* [Exercise instructions] Your answer must consist of the records below, reproduced exactly, with every picture removed.

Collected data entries
########

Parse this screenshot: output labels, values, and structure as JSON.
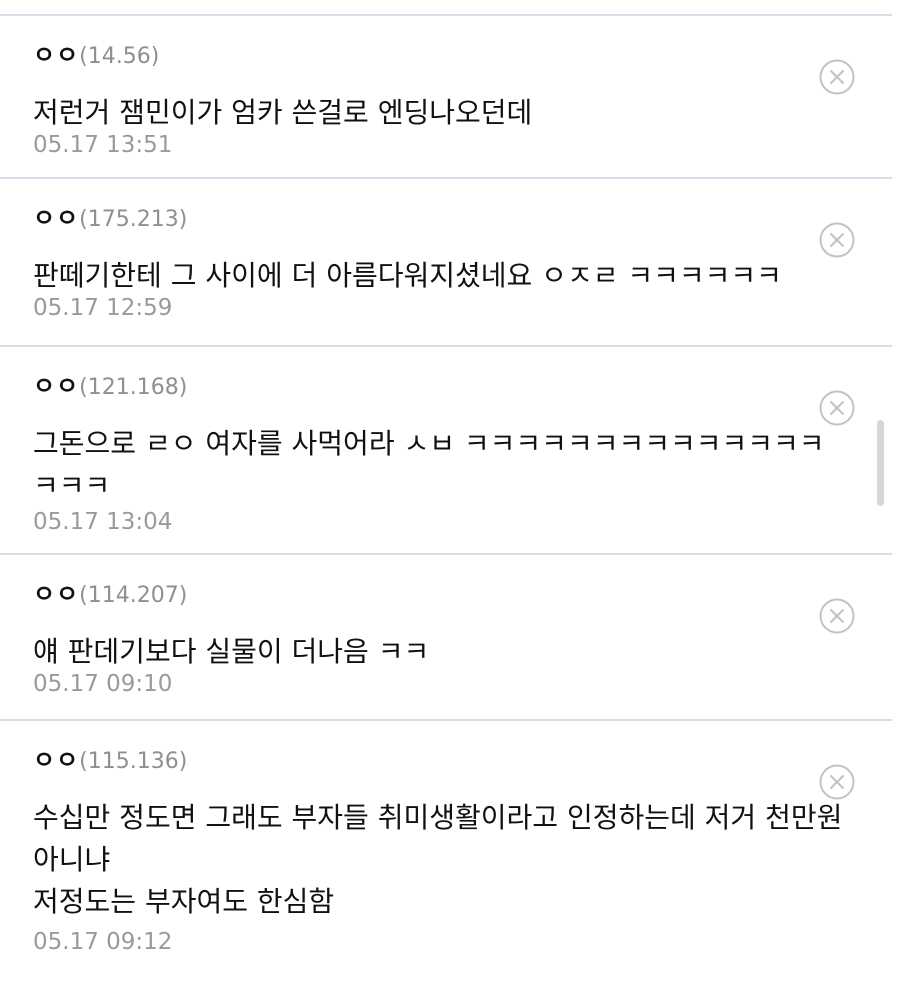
{
  "comments": [
    {
      "nick": "ㅇㅇ",
      "ip": "(14.56)",
      "text": "저런거 잼민이가 엄카 쓴걸로 엔딩나오던데",
      "time": "05.17 13:51"
    },
    {
      "nick": "ㅇㅇ",
      "ip": "(175.213)",
      "text": "판떼기한테 그 사이에 더 아름다워지셨네요 ㅇㅈㄹ ㅋㅋㅋㅋㅋㅋ",
      "time": "05.17 12:59"
    },
    {
      "nick": "ㅇㅇ",
      "ip": "(121.168)",
      "text": "그돈으로 ㄹㅇ 여자를 사먹어라 ㅅㅂ ㅋㅋㅋㅋㅋㅋㅋㅋㅋㅋㅋㅋㅋㅋ\nㅋㅋㅋ",
      "time": "05.17 13:04"
    },
    {
      "nick": "ㅇㅇ",
      "ip": "(114.207)",
      "text": "얘 판데기보다 실물이 더나음 ㅋㅋ",
      "time": "05.17 09:10"
    },
    {
      "nick": "ㅇㅇ",
      "ip": "(115.136)",
      "text": "수십만 정도면 그래도 부자들 취미생활이라고 인정하는데 저거 천만원\n아니냐\n저정도는 부자여도 한심함",
      "time": "05.17 09:12"
    }
  ],
  "icons": {
    "delete": "close-circle-icon"
  },
  "colors": {
    "divider": "#dcdcec",
    "meta": "#9a9a9a",
    "icon": "#c2c2c2"
  }
}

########

* [Task response]
Parse this screenshot: output labels, values, and structure as JSON.
{
  "comments": [
    {
      "nick": "ㅇㅇ",
      "ip": "(14.56)",
      "text": "저런거 잼민이가 엄카 쓴걸로 엔딩나오던데",
      "time": "05.17 13:51"
    },
    {
      "nick": "ㅇㅇ",
      "ip": "(175.213)",
      "text": "판떼기한테 그 사이에 더 아름다워지셨네요 ㅇㅈㄹ ㅋㅋㅋㅋㅋㅋ",
      "time": "05.17 12:59"
    },
    {
      "nick": "ㅇㅇ",
      "ip": "(121.168)",
      "text": "그돈으로 ㄹㅇ 여자를 사먹어라 ㅅㅂ ㅋㅋㅋㅋㅋㅋㅋㅋㅋㅋㅋㅋㅋㅋ\nㅋㅋㅋ",
      "time": "05.17 13:04"
    },
    {
      "nick": "ㅇㅇ",
      "ip": "(114.207)",
      "text": "얘 판데기보다 실물이 더나음 ㅋㅋ",
      "time": "05.17 09:10"
    },
    {
      "nick": "ㅇㅇ",
      "ip": "(115.136)",
      "text": "수십만 정도면 그래도 부자들 취미생활이라고 인정하는데 저거 천만원\n아니냐\n저정도는 부자여도 한심함",
      "time": "05.17 09:12"
    }
  ],
  "icons": {
    "delete": "close-circle-icon"
  },
  "colors": {
    "divider": "#dcdcec",
    "meta": "#9a9a9a",
    "icon": "#c2c2c2"
  }
}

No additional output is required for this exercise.